5. Oil prices reached a six-month high on Friday, trading at $66 per barrel. OPEC is projecting that oil should reach $70-$75 per barrel by the end of the year. While the fighting in the Niger Delta region certainly contributed to increasing prices, observers also believe that speculators are coming back into commodities markers, leading to price increases. In a move certainly linked to the higher prices, the government of Brazil announced that it would reopen its vast offshore oil fields to international bidders. Meanwhile, the oil giant Chevron is being sued in Ecuadorian courts, facing damage liabilities as high as $27 billion for alleged damage to the environment and human health caused by their operations in the country.

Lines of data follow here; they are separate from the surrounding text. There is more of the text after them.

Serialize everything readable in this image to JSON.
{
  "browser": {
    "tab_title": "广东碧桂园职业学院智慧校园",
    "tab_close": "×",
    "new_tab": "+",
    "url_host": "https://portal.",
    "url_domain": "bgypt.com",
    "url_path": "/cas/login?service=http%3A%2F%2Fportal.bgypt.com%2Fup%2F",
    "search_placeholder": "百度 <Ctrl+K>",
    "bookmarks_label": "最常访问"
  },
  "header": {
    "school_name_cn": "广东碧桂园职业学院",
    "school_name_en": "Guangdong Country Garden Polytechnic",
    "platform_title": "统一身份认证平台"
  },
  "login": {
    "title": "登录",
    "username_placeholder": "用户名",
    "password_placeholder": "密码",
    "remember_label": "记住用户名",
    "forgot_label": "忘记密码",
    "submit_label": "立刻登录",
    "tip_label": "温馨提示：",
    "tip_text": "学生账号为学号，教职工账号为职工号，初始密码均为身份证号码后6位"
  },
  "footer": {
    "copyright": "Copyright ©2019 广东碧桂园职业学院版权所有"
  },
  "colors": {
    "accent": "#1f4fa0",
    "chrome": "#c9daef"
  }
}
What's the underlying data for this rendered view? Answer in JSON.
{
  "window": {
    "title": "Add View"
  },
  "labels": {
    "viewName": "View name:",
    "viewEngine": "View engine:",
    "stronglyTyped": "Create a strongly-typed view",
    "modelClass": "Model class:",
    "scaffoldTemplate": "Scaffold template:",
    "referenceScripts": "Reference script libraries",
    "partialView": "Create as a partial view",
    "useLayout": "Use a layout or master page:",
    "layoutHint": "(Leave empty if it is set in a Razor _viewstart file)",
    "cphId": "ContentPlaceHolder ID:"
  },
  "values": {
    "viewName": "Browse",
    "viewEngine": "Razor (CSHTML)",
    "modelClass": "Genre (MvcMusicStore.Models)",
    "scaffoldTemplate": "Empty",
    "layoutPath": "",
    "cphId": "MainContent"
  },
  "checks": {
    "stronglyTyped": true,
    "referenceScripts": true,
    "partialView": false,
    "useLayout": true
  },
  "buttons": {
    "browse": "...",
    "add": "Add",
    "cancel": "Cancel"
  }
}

Five Stories You Might Have Missed

Most of the headlines this week has centered on the auto rescue package.  The most recent news is that the Treasury Department is working to put together a rescue package for Detroit automakers after Senate Republicans blocked the Congressional effort last week.  The Canadian government is offering $3.4 billion in aid to struggling car makers on the condition that the U.S. government extend assistance as well.  Foreign car manufacturers are that the U.S. government should extend aid to American manufacturers in order to prevent knock-on effects on their own businesses.

Here’s five other important stories you might have missed this week:

1.  The government of Ecuador announced it would not meet the $30.6 million payment on the country’s foreign debt, despite holding $5.65 billion in cash reserves.  Rafael Correa, Ecuador’s leftist president, said, “I gave the order not to pay the interest and to go into default.  We know very well who we are up against—real monsters.”    The international debt-forgiveness campaign Jubilee celebrated the decision, arguing that requiring countries to repay illegitimate debt forces them to cut social spending.  As a result of the default, the cost of barrowing money by the Ecuadorian government and businesses will likely increase.

2.  The situation in Zimbabwe continues to deteriorate.  Once celebrated as a potential model for the rest of Africa to emulate, Zimbabwe’s social, political, and economic collapse continues.  The country currently faces an annual inflation rate of 231 million percent, and a cholera outbreak which has resulted in the deaths of more than 800 people this month now threatens to spread into other states in the region, forcing South Africa to declare a state of emergency and close the border.

3.  European leaders committed themselves to a 20 percent reduction in greenhouse gas emission by 2020.  The announcement, intended to reduce the danger of global climate change, falls short of the 25-40 percent reductions required of developed countries according to scientific assessments.  However, the EU has already announced its intention to pursue bigger reductions if the United States and other developed countries come on board.

4.  Ireland confirmed it would move forward with a second referendum on the Lisbon Treaty after securing concessions from the European Union.  The Lisbon Treaty, which was defeated by Irish voters in June, moves European integration forward.  Ireland is the only country which required a popular referendum on the Treaty.  The text of the Treaty has been amended to assure that Ireland’s military neutrality would be guaranteed, and its abortion laws and national tax system would not be affected.

5.  The South Korean government announced its intention to expand cooperation with China and Japan in coordinating economic policy to address the spreading global financial crisis.   The three countries account for 75 percent of the region’s economy and two-thirds of its trade.  The deal would expand a currency swap agreement intended to stabilize the three countries’ currencies, and could lead to further coordination of economic policy.